Some quotes-for-thought from the book:

p. 447 para 2:
"He was seeing the enormity of the smallness of the enemy who was destroying the world. ... If this is what has beaten us, he thought, the guilt is ours."

p. 461 para 4
"People with pleading eyes and desperate faces crowded into tens where evangelists cried in triumphant gloating that man was unable to cope with nature, that his science was a fraud, that his mind was a failure, that he was reaping punishment for the sin of pride, for the confidence in his own intellect--and that only faith in the power of mystic secrets could protect him from the fissure of a rail or from the blowout of the last tire on his last truck. Love was the key to the mystic secrets, they cried, love and selfless sacrifice to the needs of others."

I think that the portion in the last 1/10th of the book, where John Galt takes over the airwaves and preaches his philosophies for three hours, would make an interesting book club chat. But I'm not sure I would want to impose reading this entire book on somebody just to discuss that part....

Anyway, my biggest issue with Rand's theory--that nobody does anything completely honestly unless it also has a selfish motivation--is a bit off the mark. I also think her idea that nobody in society should benefit from a "free ride" off the others is a bit drastic. In Rand's world, children, the disabled, etc. are not factored in to the equation.....

Sunday, March 11, 2007

Till We Have Faces: A Myth Retold
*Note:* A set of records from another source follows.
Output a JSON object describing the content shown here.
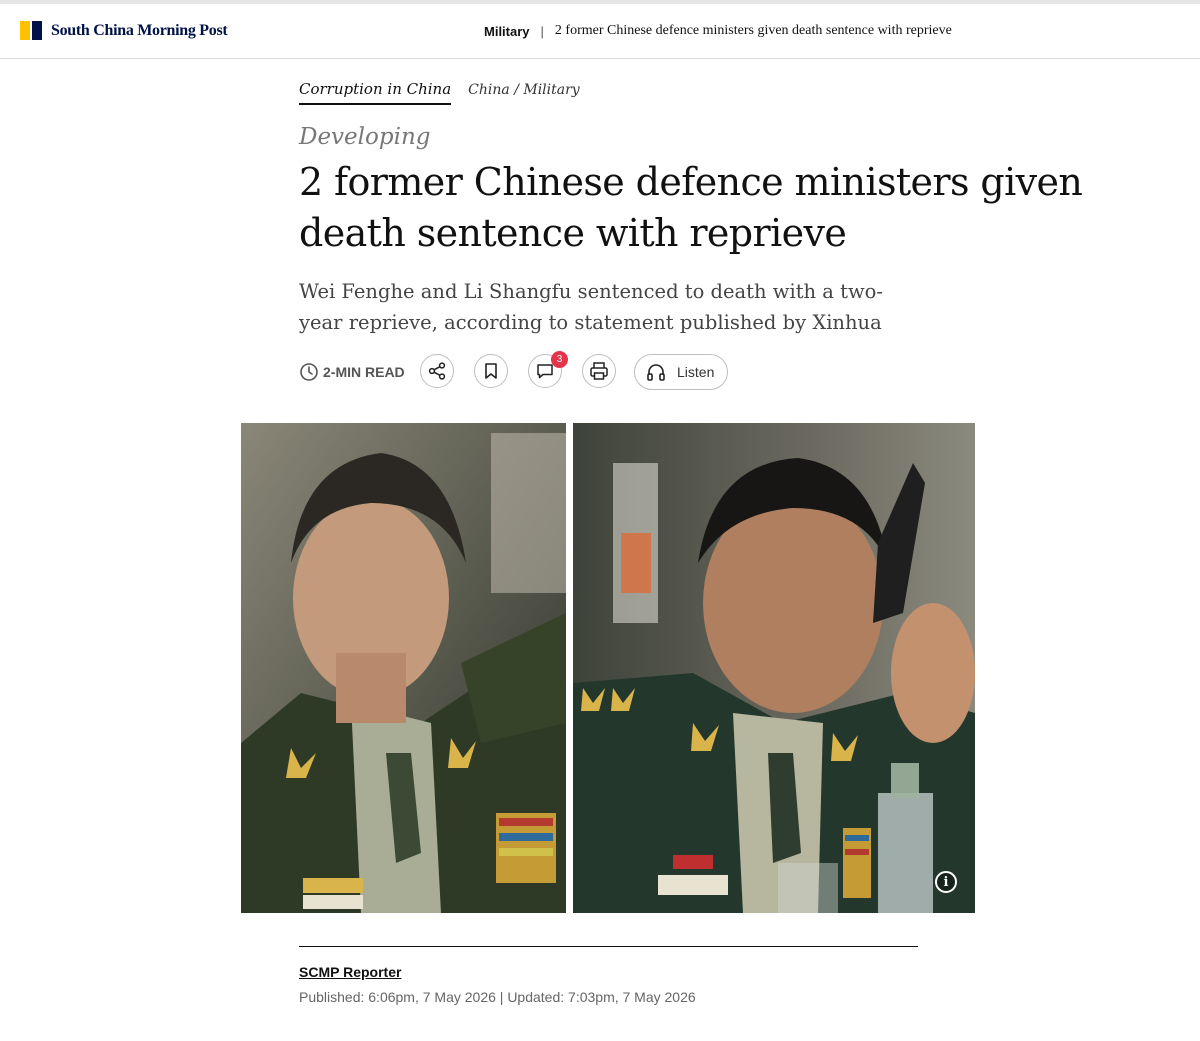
{
  "header": {
    "brand": "South China Morning Post",
    "section": "Military",
    "separator": "|",
    "title": "2 former Chinese defence ministers given death sentence with reprieve"
  },
  "article": {
    "topic": "Corruption in China",
    "section_path": "China / Military",
    "flag": "Developing",
    "headline": "2 former Chinese defence ministers given death sentence with reprieve",
    "summary": "Wei Fenghe and Li Shangfu sentenced to death with a two-year reprieve, according to statement published by Xinhua",
    "read_time": "2-MIN READ",
    "comment_count": "3",
    "listen_label": "Listen",
    "image_info": "i",
    "author": "SCMP Reporter",
    "dates": "Published: 6:06pm, 7 May 2026 | Updated: 7:03pm, 7 May 2026"
  },
  "icons": {
    "clock": "clock-icon",
    "share": "share-icon",
    "bookmark": "bookmark-icon",
    "comment": "comment-icon",
    "print": "print-icon",
    "headphones": "headphones-icon",
    "info": "info-icon"
  },
  "colors": {
    "brand_yellow": "#ffc200",
    "brand_navy": "#001246",
    "badge_red": "#e5344a",
    "flag_grey": "#777777"
  }
}
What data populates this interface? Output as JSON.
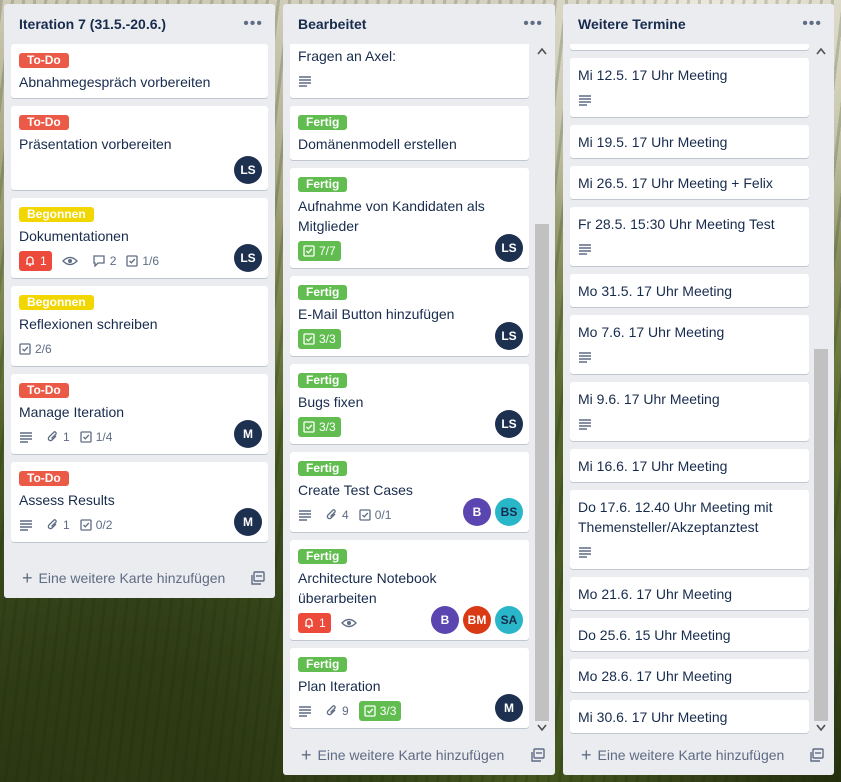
{
  "lists": [
    {
      "title": "Iteration 7 (31.5.-20.6.)",
      "add_card": "Eine weitere Karte hinzufügen",
      "cards": [
        {
          "label": "To-Do",
          "title": "Abnahmegespräch vorbereiten"
        },
        {
          "label": "To-Do",
          "title": "Präsentation vorbereiten",
          "members": [
            "LS"
          ]
        },
        {
          "label": "Begonnen",
          "title": "Dokumentationen",
          "notifications": "1",
          "comments": "2",
          "checklist": "1/6",
          "members": [
            "LS"
          ]
        },
        {
          "label": "Begonnen",
          "title": "Reflexionen schreiben",
          "checklist": "2/6"
        },
        {
          "label": "To-Do",
          "title": "Manage Iteration",
          "attachments": "1",
          "checklist": "1/4",
          "members": [
            "M"
          ]
        },
        {
          "label": "To-Do",
          "title": "Assess Results",
          "attachments": "1",
          "checklist": "0/2",
          "members": [
            "M"
          ]
        }
      ]
    },
    {
      "title": "Bearbeitet",
      "add_card": "Eine weitere Karte hinzufügen",
      "cards": [
        {
          "title": "Fragen an Axel:"
        },
        {
          "label": "Fertig",
          "title": "Domänenmodell erstellen"
        },
        {
          "label": "Fertig",
          "title": "Aufnahme von Kandidaten als Mitglieder",
          "checklist": "7/7",
          "members": [
            "LS"
          ]
        },
        {
          "label": "Fertig",
          "title": "E-Mail Button hinzufügen",
          "checklist": "3/3",
          "members": [
            "LS"
          ]
        },
        {
          "label": "Fertig",
          "title": "Bugs fixen",
          "checklist": "3/3",
          "members": [
            "LS"
          ]
        },
        {
          "label": "Fertig",
          "title": "Create Test Cases",
          "attachments": "4",
          "checklist": "0/1",
          "members": [
            "B",
            "BS"
          ]
        },
        {
          "label": "Fertig",
          "title": "Architecture Notebook überarbeiten",
          "notifications": "1",
          "members": [
            "B",
            "BM",
            "SA"
          ]
        },
        {
          "label": "Fertig",
          "title": "Plan Iteration",
          "attachments": "9",
          "checklist": "3/3",
          "members": [
            "M"
          ]
        }
      ]
    },
    {
      "title": "Weitere Termine",
      "add_card": "Eine weitere Karte hinzufügen",
      "cards": [
        {
          "title": "Mi 12.5. 17 Uhr Meeting"
        },
        {
          "title": "Mi 19.5. 17 Uhr Meeting"
        },
        {
          "title": "Mi 26.5. 17 Uhr Meeting + Felix"
        },
        {
          "title": "Fr 28.5. 15:30 Uhr Meeting Test"
        },
        {
          "title": "Mo 31.5. 17 Uhr Meeting"
        },
        {
          "title": "Mo 7.6. 17 Uhr Meeting"
        },
        {
          "title": "Mi 9.6. 17 Uhr Meeting"
        },
        {
          "title": "Mi 16.6. 17 Uhr Meeting"
        },
        {
          "title": "Do 17.6. 12.40 Uhr Meeting mit Themensteller/Akzeptanztest"
        },
        {
          "title": "Mo 21.6. 17 Uhr Meeting"
        },
        {
          "title": "Do 25.6. 15 Uhr Meeting"
        },
        {
          "title": "Mo 28.6. 17 Uhr Meeting"
        },
        {
          "title": "Mi 30.6. 17 Uhr Meeting"
        }
      ]
    }
  ],
  "colors": {
    "todo": "#eb5a46",
    "begonnen": "#f2d600",
    "fertig": "#61bd4f",
    "notification": "#ec4a3a",
    "list_bg": "#ebecf0"
  }
}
Till We Have Faces: A Myth Retold by C.S. Lewis.

"When the time comes to you at which you will be forced at last to utter the speech which has lain at the center of your soul for years, which you have, all that time, idiot-like, been saying over and over, you'll not talk about joy of words. I saw well why the gods do not speak to us openly, nor let us answer. Till that word can be dug out of us, why should they hear the babble that we think we mean? How can they meet us face to face till we have faces?"
(Part 2, Chapter 4, Paragraph 1)

Friday, March 02, 2007

The Secret Life of Bees

The Secret Life of Bees by Sue Monk Kidd is my friend Lynne's favourite book. That--and its intriguing title--is what prompted me to read it!

With parallels to Jane Eyre and Huckleberry Finn, I was really impressed by the beauty and message of this book. I also learned as much about bees from reading it, as I did about spiders from reading Charlotte's Web!